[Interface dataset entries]
▬▬▬
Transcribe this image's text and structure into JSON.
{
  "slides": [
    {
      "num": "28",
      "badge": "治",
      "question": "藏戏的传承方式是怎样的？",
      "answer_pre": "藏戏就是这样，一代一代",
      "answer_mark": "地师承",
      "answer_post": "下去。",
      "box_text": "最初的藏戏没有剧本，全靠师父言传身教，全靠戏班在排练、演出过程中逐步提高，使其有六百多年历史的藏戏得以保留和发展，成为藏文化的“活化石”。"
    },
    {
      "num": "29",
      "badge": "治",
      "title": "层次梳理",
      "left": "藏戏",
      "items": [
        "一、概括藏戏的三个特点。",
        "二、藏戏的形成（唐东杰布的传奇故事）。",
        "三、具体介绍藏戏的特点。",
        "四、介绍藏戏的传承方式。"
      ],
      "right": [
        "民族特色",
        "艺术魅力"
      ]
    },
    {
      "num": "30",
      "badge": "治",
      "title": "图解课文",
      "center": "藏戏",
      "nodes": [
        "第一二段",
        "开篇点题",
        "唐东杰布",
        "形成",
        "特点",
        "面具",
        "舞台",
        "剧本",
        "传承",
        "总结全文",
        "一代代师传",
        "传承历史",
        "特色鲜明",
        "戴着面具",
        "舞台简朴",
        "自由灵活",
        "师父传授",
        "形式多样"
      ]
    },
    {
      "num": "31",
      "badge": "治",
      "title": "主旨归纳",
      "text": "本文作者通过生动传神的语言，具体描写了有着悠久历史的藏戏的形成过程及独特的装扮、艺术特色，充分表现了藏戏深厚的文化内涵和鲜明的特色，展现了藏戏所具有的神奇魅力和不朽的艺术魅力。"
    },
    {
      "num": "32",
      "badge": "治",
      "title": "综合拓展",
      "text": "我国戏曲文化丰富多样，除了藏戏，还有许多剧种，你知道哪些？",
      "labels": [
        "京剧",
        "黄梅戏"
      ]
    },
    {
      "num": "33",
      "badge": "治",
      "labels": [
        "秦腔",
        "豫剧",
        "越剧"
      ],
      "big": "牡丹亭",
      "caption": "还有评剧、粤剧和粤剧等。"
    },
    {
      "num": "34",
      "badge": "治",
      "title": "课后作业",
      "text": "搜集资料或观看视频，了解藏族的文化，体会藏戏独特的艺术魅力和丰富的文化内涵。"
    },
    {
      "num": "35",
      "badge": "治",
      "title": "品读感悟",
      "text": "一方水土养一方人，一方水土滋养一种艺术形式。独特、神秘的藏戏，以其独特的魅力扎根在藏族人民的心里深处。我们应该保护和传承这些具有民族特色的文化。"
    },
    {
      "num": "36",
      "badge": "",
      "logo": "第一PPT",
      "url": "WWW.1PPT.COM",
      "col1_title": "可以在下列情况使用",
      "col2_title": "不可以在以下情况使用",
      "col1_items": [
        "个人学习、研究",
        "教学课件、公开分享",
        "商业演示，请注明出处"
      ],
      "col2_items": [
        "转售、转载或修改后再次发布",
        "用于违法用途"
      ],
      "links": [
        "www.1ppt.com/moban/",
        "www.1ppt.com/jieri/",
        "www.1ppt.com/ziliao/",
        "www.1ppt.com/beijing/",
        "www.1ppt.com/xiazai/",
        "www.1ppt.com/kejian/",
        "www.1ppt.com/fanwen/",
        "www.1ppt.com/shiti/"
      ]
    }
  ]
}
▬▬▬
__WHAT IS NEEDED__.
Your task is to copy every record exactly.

__SOLVED EXERCISE__.
Transcribe this image's text and structure into JSON.
{
  "slides": [
    {
      "num": "28",
      "badge": "治",
      "question": "藏戏的传承方式是怎样的？",
      "answer_pre": "藏戏就是这样，一代一代",
      "answer_mark": "地师承",
      "answer_post": "下去。",
      "box_text": "最初的藏戏没有剧本，全靠师父言传身教，全靠戏班在排练、演出过程中逐步提高，使其有六百多年历史的藏戏得以保留和发展，成为藏文化的“活化石”。"
    },
    {
      "num": "29",
      "badge": "治",
      "title": "层次梳理",
      "left": "藏戏",
      "items": [
        "一、概括藏戏的三个特点。",
        "二、藏戏的形成（唐东杰布的传奇故事）。",
        "三、具体介绍藏戏的特点。",
        "四、介绍藏戏的传承方式。"
      ],
      "right": [
        "民族特色",
        "艺术魅力"
      ]
    },
    {
      "num": "30",
      "badge": "治",
      "title": "图解课文",
      "center": "藏戏",
      "nodes": [
        "第一二段",
        "开篇点题",
        "唐东杰布",
        "形成",
        "特点",
        "面具",
        "舞台",
        "剧本",
        "传承",
        "总结全文",
        "一代代师传",
        "传承历史",
        "特色鲜明",
        "戴着面具",
        "舞台简朴",
        "自由灵活",
        "师父传授",
        "形式多样"
      ]
    },
    {
      "num": "31",
      "badge": "治",
      "title": "主旨归纳",
      "text": "本文作者通过生动传神的语言，具体描写了有着悠久历史的藏戏的形成过程及独特的装扮、艺术特色，充分表现了藏戏深厚的文化内涵和鲜明的特色，展现了藏戏所具有的神奇魅力和不朽的艺术魅力。"
    },
    {
      "num": "32",
      "badge": "治",
      "title": "综合拓展",
      "text": "我国戏曲文化丰富多样，除了藏戏，还有许多剧种，你知道哪些？",
      "labels": [
        "京剧",
        "黄梅戏"
      ]
    },
    {
      "num": "33",
      "badge": "治",
      "labels": [
        "秦腔",
        "豫剧",
        "越剧"
      ],
      "big": "牡丹亭",
      "caption": "还有评剧、粤剧和粤剧等。"
    },
    {
      "num": "34",
      "badge": "治",
      "title": "课后作业",
      "text": "搜集资料或观看视频，了解藏族的文化，体会藏戏独特的艺术魅力和丰富的文化内涵。"
    },
    {
      "num": "35",
      "badge": "治",
      "title": "品读感悟",
      "text": "一方水土养一方人，一方水土滋养一种艺术形式。独特、神秘的藏戏，以其独特的魅力扎根在藏族人民的心里深处。我们应该保护和传承这些具有民族特色的文化。"
    },
    {
      "num": "36",
      "badge": "",
      "logo": "第一PPT",
      "url": "WWW.1PPT.COM",
      "col1_title": "可以在下列情况使用",
      "col2_title": "不可以在以下情况使用",
      "col1_items": [
        "个人学习、研究",
        "教学课件、公开分享",
        "商业演示，请注明出处"
      ],
      "col2_items": [
        "转售、转载或修改后再次发布",
        "用于违法用途"
      ],
      "links": [
        "www.1ppt.com/moban/",
        "www.1ppt.com/jieri/",
        "www.1ppt.com/ziliao/",
        "www.1ppt.com/beijing/",
        "www.1ppt.com/xiazai/",
        "www.1ppt.com/kejian/",
        "www.1ppt.com/fanwen/",
        "www.1ppt.com/shiti/"
      ]
    }
  ]
}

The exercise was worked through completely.